Ford's Canadian subsidiary lashed out Tuesday at a new Canada-South Korea free trade deal it says will lead to a one-way flood of Korean-built Kia and Hyundai cars to Canada.
"We believe that South Korea will remain one of the most closed automotive markets in the world under the deal negotiated by the Canadian government," Ford of Canada said in a statement.
The auto maker said it therefor "cannot support the Canada-South Korea free trade agreement."
The criticism earned a sharp rebuke from Prime Minister Stephen Harper who accused the car maker of duplicity, citing Ford's support for a US-South Korea trade pact two years ago.
Harper told reporters Ford secured "access through the United States to the Korean market. What we are doing here is allowing other Canadian companies and other Canadian sectors to have the same access that Ford already has.
"So it is I don't think realistic for a company to think it will have one set of rules for it, and another set of rules for the entire rest of the Canadian economy," he added.
Canada is the world's fifth-largest market for South Korean cars. Last year South Korea shipped $2.23 billion worth of vehicles to Canada and imported $92 million worth of Canadian cars and parts.
Under the new trade pact announced in Seoul, South Korea agreed to completely remove its 8.0 percent import tariff on Canadian cars and parts.
Canada, meanwhile, will reduce 6.1 percent tariffs on South Korean cars and parts to four percent within 24 months.
Ford's concerns were echoed by Canada's largest private sector union, Unifor, which warned that 33,000 manufacturing jobs could be lost in the trade deal with South Korea.

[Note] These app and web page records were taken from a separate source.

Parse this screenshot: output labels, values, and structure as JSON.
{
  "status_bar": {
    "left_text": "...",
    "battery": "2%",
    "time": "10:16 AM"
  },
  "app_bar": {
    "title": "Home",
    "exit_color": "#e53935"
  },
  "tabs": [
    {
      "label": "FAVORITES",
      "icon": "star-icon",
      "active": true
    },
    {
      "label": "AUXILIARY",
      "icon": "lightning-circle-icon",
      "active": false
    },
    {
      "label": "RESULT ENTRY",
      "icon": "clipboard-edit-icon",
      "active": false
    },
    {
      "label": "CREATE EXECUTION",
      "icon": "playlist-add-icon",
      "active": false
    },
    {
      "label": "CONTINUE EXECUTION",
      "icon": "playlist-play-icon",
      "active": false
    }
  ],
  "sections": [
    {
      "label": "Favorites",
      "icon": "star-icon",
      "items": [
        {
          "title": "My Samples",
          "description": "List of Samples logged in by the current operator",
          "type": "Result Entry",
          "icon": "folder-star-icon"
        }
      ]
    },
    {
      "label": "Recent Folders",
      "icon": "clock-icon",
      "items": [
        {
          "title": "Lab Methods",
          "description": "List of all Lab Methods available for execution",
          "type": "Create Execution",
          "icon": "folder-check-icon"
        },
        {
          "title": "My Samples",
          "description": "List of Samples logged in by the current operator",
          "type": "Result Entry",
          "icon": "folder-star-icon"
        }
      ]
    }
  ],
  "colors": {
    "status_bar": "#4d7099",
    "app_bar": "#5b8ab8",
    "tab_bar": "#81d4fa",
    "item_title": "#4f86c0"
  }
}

The union represents 300,000 Canadian workers, including 39,000 auto workers.